Some of the most important copyright holders, including the motion picture studios, sports leagues and the entertainment unions, are urging lawmakers to oppose legislation that would scale back intell


WASHINGTON, D.C. (The Hollywood Reporter) -- Some of the most important copyright holders, including the motion picture studios, sports leagues and the entertainment unions, are urging lawmakers to oppose legislation that would scale back intellectual property protections.

In a letter sent to lawmakers the week of May 9, the companies, leagues and guilds told lawmakers that the Digital Media Consumers' Rights Act (HR 1201) actually undermines consumers.

"Despite its title, HR 1201 is decidedly anti-consumer. If enacted, it would promote 'hacking' and the proliferation of 'hacker tools,' undermine the incentives for both copyright owners and the people who create those copyrighted works to create and distribute the highest-quality products to American consumers," the Copyright Assembly wrote. "In the end, HR 1201 will leave individuals with fewer choices, less flexibility and inferior quality digital entertainment."

The legislation, written by Reps. Rick Boucher, D-Va., and John Doolittle, R-Calif., would allow people to bypass digital copyright protection regimes for "fair use" purposes. Under the Digital Millennium Copyright Act, cracking a digital copyright protection regime is a federal crime.

Copyright holders contend that allowing such an action guts the protection necessary for Internet delivery of copyrighted works.

"With 2.6 billion infringing files traded each month on peer-to-peer networks, Congress should be looking for ways to limit piracy (or even to keep it from getting worse), not to facilitate it by undermining what limited technical protections do exist today," the Copyright Assembly wrote. "We urge you to seriously consider the adverse effects of this proposal and opt to protect consumer choice in the marketplace by rejecting HR 1201."

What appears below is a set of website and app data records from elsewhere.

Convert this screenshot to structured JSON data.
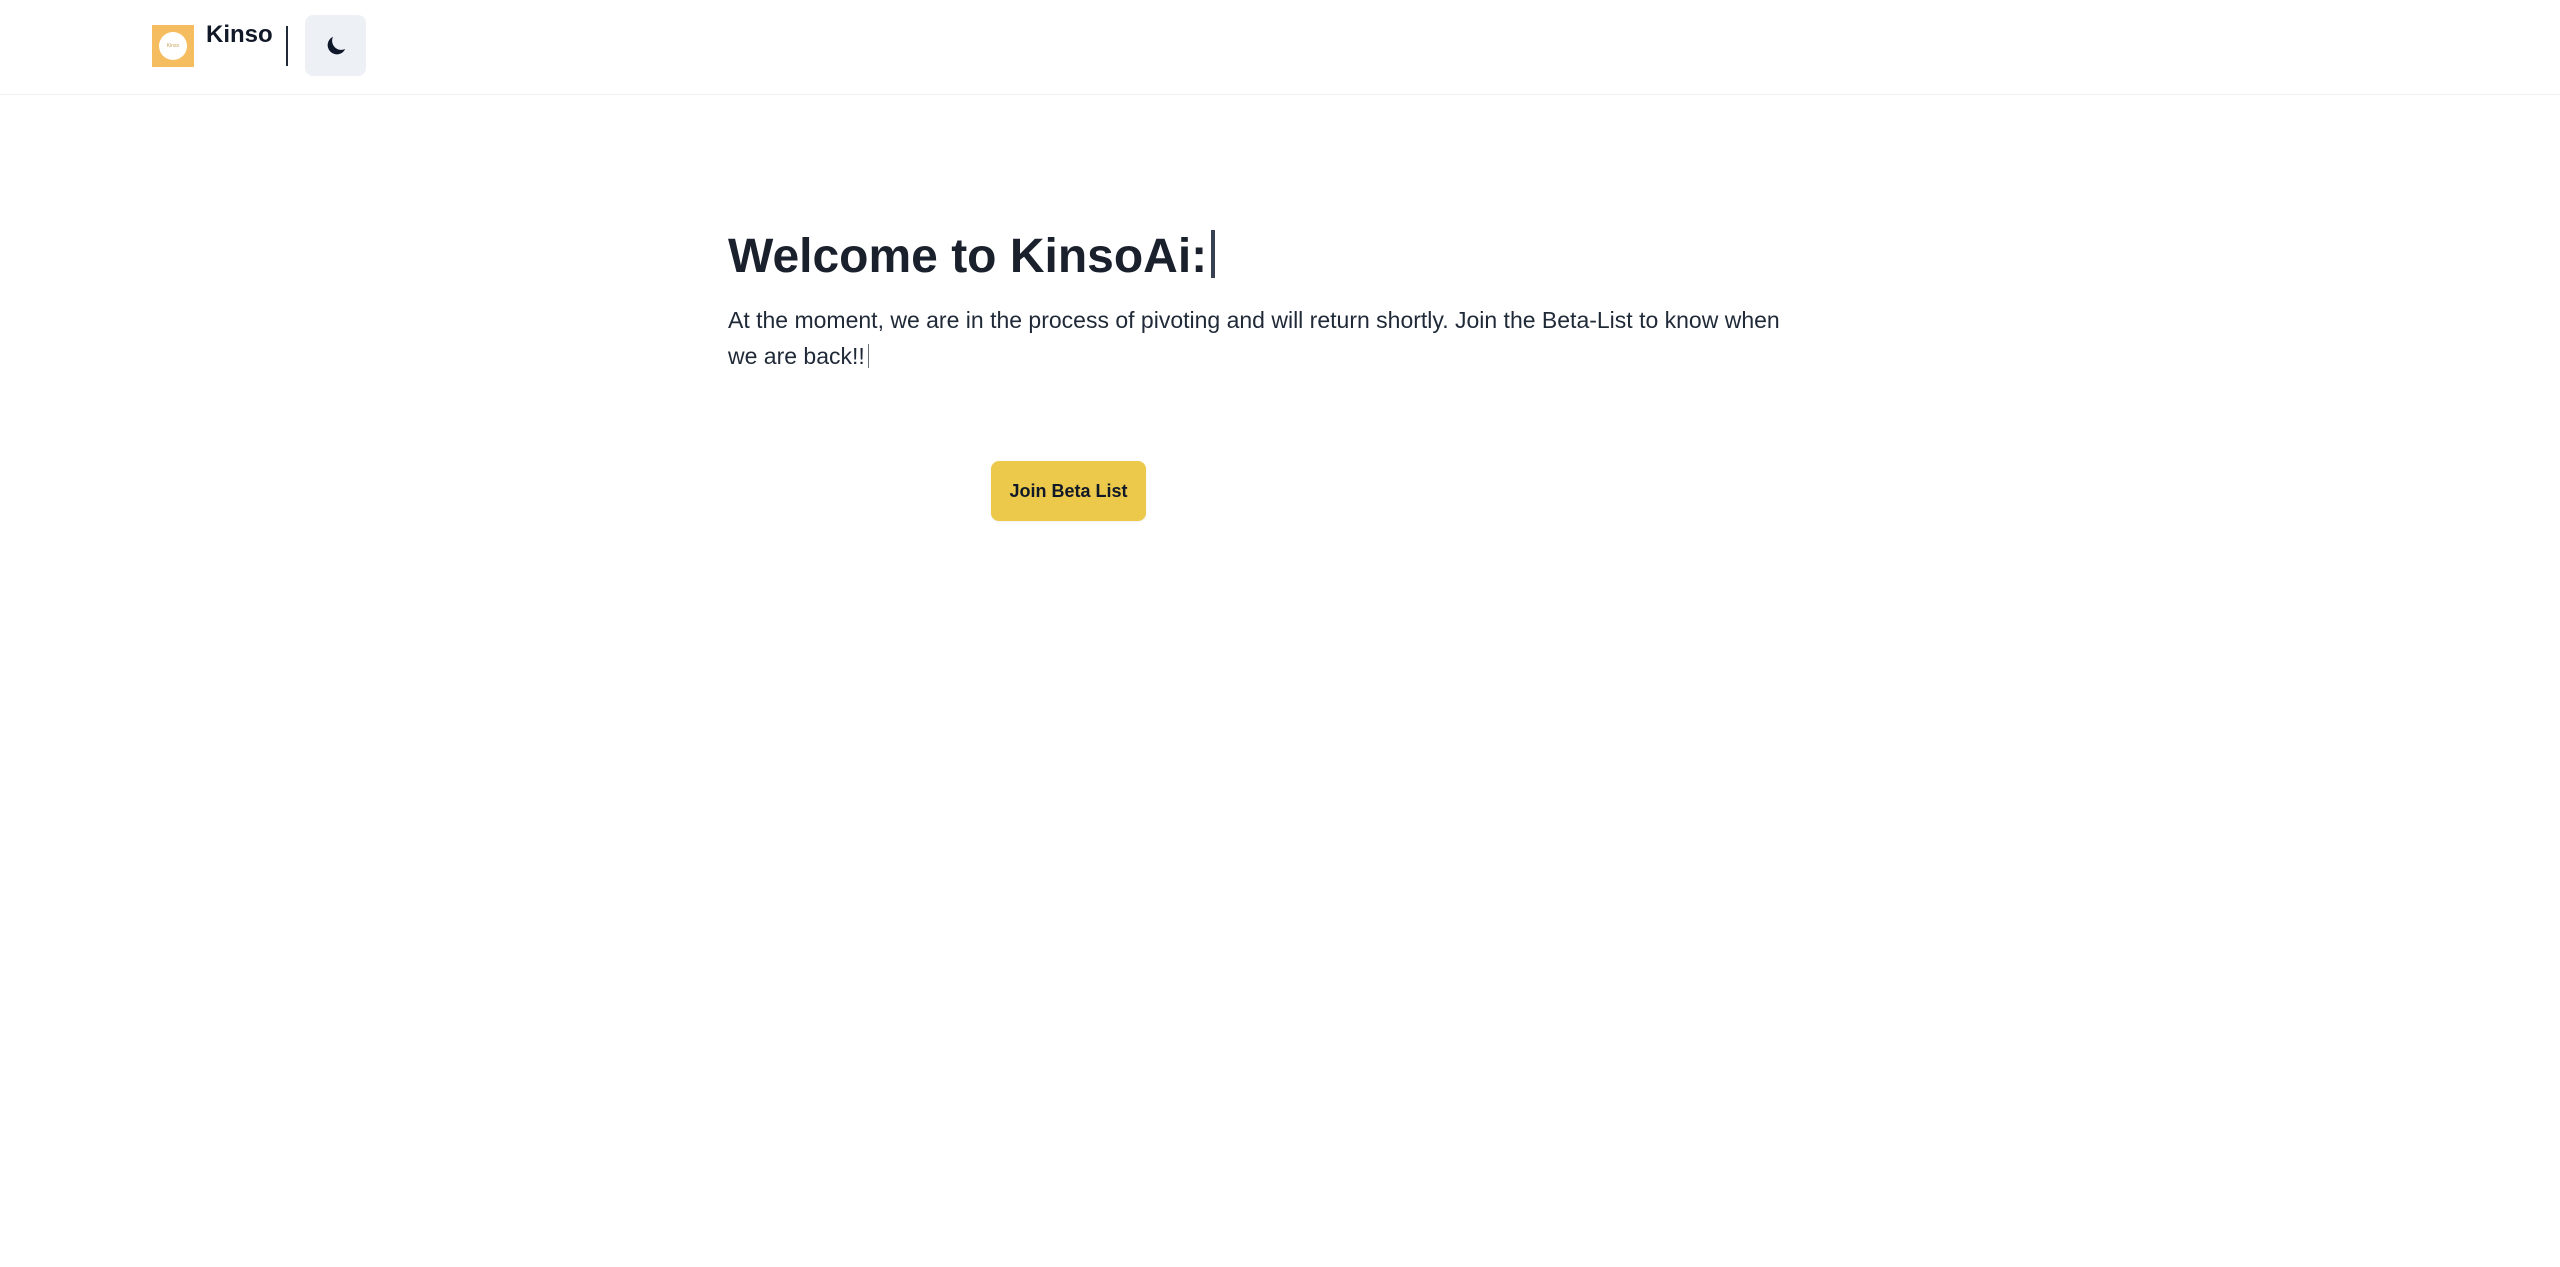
{
  "header": {
    "brand": "Kinso",
    "logo_text": "Kinso",
    "theme_toggle_icon": "moon-icon",
    "logo_color": "#f6bd60"
  },
  "hero": {
    "title": "Welcome to KinsoAi:",
    "subtitle": "At the moment, we are in the process of pivoting and will return shortly. Join the Beta-List to know when we are back!!",
    "cta_label": "Join Beta List",
    "cta_color": "#ecc94b"
  }
}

Although there has been little movement on copyright legislation since the Family Entertainment and Copyright Act was approved this year, congressional and industry sources say that the letter was prompted because Boucher has been urging colleagues to consider the bill.

Most lawmakers and industry executives think that any broad copyright legislation like the Boucher-Doolittle bill will have to wait until after the Supreme Court rules on the Grokster case. Their ruling likely will decide the copyright liability of P2P networks, and the losing side is sure to ask Congress to undo the court's decision.